What needs to be done: Beneath this task is a listing; retype all of it exactly.

Records shown:
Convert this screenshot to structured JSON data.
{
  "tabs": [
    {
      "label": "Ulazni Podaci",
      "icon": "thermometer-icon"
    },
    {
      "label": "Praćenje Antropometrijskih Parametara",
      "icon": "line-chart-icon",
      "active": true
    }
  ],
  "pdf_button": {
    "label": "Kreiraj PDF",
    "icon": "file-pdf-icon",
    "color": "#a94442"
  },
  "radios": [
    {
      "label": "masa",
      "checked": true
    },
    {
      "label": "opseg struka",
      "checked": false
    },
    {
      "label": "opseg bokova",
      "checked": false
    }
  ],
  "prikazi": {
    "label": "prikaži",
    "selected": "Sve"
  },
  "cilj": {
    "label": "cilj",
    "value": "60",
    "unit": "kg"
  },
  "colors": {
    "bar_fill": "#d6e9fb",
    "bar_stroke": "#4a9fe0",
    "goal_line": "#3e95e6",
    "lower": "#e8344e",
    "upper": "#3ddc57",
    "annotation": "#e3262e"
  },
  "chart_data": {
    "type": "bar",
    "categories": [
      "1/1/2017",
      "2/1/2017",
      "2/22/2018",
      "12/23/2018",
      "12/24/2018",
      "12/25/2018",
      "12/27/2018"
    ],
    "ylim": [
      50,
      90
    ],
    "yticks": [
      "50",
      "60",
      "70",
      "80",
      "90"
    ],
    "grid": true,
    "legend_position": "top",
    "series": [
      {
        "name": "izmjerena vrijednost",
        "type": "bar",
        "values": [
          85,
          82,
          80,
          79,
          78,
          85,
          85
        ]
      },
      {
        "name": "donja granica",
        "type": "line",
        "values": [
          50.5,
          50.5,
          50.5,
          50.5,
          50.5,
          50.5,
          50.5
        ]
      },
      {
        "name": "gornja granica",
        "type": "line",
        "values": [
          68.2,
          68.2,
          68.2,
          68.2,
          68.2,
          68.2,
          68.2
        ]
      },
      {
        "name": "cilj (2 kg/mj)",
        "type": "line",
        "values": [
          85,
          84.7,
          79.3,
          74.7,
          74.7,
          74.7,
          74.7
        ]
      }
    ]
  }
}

Exercise response:
Convert this screenshot to structured JSON data.
{
  "tabs": [
    {
      "label": "Ulazni Podaci",
      "icon": "thermometer-icon"
    },
    {
      "label": "Praćenje Antropometrijskih Parametara",
      "icon": "line-chart-icon",
      "active": true
    }
  ],
  "pdf_button": {
    "label": "Kreiraj PDF",
    "icon": "file-pdf-icon",
    "color": "#a94442"
  },
  "radios": [
    {
      "label": "masa",
      "checked": true
    },
    {
      "label": "opseg struka",
      "checked": false
    },
    {
      "label": "opseg bokova",
      "checked": false
    }
  ],
  "prikazi": {
    "label": "prikaži",
    "selected": "Sve"
  },
  "cilj": {
    "label": "cilj",
    "value": "60",
    "unit": "kg"
  },
  "colors": {
    "bar_fill": "#d6e9fb",
    "bar_stroke": "#4a9fe0",
    "goal_line": "#3e95e6",
    "lower": "#e8344e",
    "upper": "#3ddc57",
    "annotation": "#e3262e"
  },
  "chart_data": {
    "type": "bar",
    "categories": [
      "1/1/2017",
      "2/1/2017",
      "2/22/2018",
      "12/23/2018",
      "12/24/2018",
      "12/25/2018",
      "12/27/2018"
    ],
    "ylim": [
      50,
      90
    ],
    "yticks": [
      "50",
      "60",
      "70",
      "80",
      "90"
    ],
    "grid": true,
    "legend_position": "top",
    "series": [
      {
        "name": "izmjerena vrijednost",
        "type": "bar",
        "values": [
          85,
          82,
          80,
          79,
          78,
          85,
          85
        ]
      },
      {
        "name": "donja granica",
        "type": "line",
        "values": [
          50.5,
          50.5,
          50.5,
          50.5,
          50.5,
          50.5,
          50.5
        ]
      },
      {
        "name": "gornja granica",
        "type": "line",
        "values": [
          68.2,
          68.2,
          68.2,
          68.2,
          68.2,
          68.2,
          68.2
        ]
      },
      {
        "name": "cilj (2 kg/mj)",
        "type": "line",
        "values": [
          85,
          84.7,
          79.3,
          74.7,
          74.7,
          74.7,
          74.7
        ]
      }
    ]
  }
}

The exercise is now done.